1680s, pimiento (modern form from 1718), from Spanish pimiento "green or red pepper," also pimienta "black pepper," from Late Latin pigmenta, plural of pigmentum "vegetable juice," from Latin pigmentum "pigment" (see pigment (n.)). So called because it added a dash of color to food or drink.
[I]n med.L. spiced drink, hence spice, pepper (generally), Sp. pimiento, Fr. piment are applied to Cayenne or Guinea pepper, capsicum; in Eng. the name has passed to allspice or Jamaica pepper. [OED]

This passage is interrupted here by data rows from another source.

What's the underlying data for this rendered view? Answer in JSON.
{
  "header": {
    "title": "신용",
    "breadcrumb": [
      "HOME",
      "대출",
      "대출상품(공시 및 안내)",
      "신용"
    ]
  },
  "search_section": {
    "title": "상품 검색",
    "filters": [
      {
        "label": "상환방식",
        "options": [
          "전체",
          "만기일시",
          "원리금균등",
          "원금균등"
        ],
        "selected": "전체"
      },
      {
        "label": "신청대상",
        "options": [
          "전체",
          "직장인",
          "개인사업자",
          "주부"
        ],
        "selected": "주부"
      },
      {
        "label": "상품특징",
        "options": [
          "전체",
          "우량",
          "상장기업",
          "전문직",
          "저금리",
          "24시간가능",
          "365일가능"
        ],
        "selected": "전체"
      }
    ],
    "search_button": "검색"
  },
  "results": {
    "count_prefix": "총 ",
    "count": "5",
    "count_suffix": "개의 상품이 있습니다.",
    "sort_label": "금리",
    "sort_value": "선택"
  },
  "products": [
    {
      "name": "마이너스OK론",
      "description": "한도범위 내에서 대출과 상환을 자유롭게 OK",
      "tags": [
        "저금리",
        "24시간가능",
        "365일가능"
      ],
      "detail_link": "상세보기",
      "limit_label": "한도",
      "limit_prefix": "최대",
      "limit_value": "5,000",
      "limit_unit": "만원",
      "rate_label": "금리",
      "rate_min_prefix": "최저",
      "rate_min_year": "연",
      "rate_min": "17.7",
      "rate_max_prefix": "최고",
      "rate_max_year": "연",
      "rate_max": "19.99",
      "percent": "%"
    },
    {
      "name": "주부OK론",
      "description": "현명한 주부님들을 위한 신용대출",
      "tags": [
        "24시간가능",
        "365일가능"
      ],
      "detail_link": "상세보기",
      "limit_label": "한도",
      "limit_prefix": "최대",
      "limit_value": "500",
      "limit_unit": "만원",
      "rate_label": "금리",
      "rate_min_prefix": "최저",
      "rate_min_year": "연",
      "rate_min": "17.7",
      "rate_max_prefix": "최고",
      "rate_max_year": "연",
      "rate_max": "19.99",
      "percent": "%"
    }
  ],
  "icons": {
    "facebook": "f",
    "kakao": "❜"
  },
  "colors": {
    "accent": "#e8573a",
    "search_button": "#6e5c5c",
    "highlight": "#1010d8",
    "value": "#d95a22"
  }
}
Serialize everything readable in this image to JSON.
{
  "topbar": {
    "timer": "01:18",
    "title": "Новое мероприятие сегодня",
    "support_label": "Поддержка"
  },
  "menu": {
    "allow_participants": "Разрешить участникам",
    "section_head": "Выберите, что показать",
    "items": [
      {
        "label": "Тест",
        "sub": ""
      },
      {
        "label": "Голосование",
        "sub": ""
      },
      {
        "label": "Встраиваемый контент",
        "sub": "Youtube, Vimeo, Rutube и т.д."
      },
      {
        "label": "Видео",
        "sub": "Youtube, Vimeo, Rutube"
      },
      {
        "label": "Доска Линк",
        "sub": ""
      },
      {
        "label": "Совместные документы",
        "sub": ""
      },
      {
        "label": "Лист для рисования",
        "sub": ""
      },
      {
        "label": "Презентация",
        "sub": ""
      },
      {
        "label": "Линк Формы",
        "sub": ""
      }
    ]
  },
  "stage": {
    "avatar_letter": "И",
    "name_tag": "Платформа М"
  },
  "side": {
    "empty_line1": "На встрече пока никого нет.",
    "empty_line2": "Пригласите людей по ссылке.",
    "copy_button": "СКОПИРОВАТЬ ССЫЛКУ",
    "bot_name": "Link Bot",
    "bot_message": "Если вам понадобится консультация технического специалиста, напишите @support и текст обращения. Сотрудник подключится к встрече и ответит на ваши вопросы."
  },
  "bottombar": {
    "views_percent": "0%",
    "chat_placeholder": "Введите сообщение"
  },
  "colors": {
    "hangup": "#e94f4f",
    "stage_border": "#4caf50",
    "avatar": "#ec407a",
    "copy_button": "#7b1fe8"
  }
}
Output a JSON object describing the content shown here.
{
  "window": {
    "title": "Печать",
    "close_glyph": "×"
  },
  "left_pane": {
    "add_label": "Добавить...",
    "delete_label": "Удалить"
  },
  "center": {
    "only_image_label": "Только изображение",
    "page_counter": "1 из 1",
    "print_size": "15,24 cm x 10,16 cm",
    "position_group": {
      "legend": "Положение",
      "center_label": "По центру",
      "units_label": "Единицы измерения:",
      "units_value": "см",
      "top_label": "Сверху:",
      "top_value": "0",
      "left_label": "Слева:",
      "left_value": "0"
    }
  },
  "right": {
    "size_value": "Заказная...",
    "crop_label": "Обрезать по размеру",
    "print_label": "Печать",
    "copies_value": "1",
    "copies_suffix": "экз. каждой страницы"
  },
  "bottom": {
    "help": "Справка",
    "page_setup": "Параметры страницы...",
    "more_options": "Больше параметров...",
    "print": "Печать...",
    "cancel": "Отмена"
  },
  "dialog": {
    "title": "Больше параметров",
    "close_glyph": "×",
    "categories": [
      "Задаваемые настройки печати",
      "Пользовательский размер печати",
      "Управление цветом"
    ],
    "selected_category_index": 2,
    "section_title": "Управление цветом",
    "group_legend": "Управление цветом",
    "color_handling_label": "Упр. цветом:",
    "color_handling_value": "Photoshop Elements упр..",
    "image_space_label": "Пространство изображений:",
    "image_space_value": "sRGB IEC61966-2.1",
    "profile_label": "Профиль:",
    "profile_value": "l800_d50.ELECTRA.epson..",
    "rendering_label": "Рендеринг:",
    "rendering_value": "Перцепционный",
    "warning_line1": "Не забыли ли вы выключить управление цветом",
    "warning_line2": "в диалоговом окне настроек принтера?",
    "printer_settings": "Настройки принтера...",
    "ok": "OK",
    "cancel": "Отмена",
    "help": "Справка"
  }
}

The piece of red sweet pepper stuffed in a pitted olive so called from 1918, earlier pimiento (1901), from Spanish. French piment is from Spanish.